Thursday, April 30, 2015

The Mystique Of The Pavlova




The Mystique Of The Pavlova

By Eruna Ichinomiya
Spirit News
November 30, 2074


Pavlova is a meringue-based dessert named after the Russian ballerina Anna Pavlova. It is a meringue cake with a crisp crust and soft, light inside, usually topped with whipped cream and fruit. The name is pronounced /pævˈloʊvə/ or /pɑːvˈloʊvə/, unlike the name of the dancer, which was /ˈpɑːvləvə/.

The dessert is believed to have been created in honour of the dancer either during or after one of her tours to Australia and New Zealand in the 1920s. The nationality of its creator has been a source of argument between the two nations for many years, but formal research indicates New Zealand as the source.

The dessert is a popular dish and an important part of the national cuisine of both countries, and with its simple recipe, is frequently served during celebratory and holiday meals. It is a dessert most identified with the summer time, but is eaten all year round in many Australian and New Zealand homes.

Pavlova is made by beating egg whites (and sometimes salt) to a very stiff consistency before folding in caster sugar, white vinegar or another acid (e.g. cream of tartar or lemon juice), cornflour, and sometimes vanilla essence, and slow-baking the mixture, similar to meringue.
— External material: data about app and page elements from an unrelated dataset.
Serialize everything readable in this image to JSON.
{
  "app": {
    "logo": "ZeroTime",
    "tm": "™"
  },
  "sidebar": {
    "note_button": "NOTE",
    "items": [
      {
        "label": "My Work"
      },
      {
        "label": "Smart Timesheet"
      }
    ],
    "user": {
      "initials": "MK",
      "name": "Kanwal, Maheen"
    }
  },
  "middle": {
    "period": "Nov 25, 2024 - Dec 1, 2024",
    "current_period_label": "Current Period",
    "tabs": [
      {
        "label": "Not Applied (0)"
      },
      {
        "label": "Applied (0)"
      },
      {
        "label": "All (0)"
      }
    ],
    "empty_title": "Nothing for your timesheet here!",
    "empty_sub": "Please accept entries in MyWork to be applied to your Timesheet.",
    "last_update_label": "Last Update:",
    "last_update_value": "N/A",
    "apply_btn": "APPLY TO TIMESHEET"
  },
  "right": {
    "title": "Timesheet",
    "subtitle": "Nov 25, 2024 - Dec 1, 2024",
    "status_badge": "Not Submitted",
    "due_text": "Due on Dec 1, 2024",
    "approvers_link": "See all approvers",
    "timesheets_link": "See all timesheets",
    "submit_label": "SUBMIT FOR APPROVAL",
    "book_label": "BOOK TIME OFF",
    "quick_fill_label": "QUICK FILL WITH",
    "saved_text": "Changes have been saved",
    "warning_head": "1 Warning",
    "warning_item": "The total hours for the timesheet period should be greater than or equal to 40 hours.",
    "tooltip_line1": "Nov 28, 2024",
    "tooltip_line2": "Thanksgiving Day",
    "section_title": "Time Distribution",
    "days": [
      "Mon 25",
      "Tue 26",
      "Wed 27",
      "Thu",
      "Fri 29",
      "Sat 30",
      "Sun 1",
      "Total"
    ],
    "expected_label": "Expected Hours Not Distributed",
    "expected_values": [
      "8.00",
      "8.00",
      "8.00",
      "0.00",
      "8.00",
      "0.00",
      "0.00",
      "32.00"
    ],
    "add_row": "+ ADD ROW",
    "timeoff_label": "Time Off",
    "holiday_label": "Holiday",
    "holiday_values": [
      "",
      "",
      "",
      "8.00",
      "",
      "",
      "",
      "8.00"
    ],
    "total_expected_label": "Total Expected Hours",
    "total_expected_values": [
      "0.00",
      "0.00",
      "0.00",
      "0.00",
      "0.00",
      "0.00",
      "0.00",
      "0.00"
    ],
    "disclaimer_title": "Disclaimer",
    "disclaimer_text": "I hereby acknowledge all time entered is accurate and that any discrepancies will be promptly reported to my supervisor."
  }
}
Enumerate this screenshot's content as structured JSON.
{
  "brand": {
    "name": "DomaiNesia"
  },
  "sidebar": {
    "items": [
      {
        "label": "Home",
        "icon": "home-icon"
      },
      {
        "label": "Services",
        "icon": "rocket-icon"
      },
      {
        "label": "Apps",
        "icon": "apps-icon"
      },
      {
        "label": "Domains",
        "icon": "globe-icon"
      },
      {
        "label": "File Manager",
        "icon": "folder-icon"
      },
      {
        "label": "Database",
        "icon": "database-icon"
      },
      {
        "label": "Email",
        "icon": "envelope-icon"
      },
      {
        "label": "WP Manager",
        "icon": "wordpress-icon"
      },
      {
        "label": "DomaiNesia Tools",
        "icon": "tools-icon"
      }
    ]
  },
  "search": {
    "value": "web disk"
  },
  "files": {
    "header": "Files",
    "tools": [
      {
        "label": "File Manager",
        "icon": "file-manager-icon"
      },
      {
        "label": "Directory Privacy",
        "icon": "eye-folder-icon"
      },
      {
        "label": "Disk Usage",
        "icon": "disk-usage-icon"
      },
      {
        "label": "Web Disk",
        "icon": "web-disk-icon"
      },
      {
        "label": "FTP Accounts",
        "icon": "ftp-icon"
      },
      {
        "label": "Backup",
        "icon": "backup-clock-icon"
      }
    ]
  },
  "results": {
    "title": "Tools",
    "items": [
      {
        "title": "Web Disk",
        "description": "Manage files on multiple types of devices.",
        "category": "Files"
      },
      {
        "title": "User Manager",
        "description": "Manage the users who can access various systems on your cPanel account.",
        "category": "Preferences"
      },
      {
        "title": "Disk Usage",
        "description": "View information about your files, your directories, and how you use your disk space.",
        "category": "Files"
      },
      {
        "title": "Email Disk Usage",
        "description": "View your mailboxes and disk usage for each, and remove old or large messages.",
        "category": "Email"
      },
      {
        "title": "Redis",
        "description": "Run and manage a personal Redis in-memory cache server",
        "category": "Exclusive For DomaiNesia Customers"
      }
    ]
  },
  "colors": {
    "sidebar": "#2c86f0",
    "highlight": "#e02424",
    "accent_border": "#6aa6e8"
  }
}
The pavlova has a crisp and crunchy outer shell, and a soft, moist marshmallow-like centre, in contrast to meringue which is usually solid throughout. It has been suggested the addition of cornflour is responsible for the marshmallow centre, although it has been debated that the cornflour is just another egg white stabiliser in addition to the acid. The consistency also makes the pavlova significantly more fragile than meringue. Because the pavlova is notorious for deflating if exposed to cold air, when cooking is complete it is left in the oven to fully cool down before the oven door is opened.

Pavlova is traditionally decorated with a topping of whipped cream and fresh soft fruit such as kiwifruit, passionfruit, and strawberries. Factory-made pavlovas can be purchased at supermarkets and decorated as desired. A commercial product is available that includes pre-mixed ingredients for baking the meringue shell, requiring only the addition of water and sugar.

Leftover decorated pavlova can be refrigerated overnight, but the dessert will absorb moisture and lose its crispness. Undecorated pavlova can be left overnight in the oven, or for several days in an airtight container, to be decorated when ready.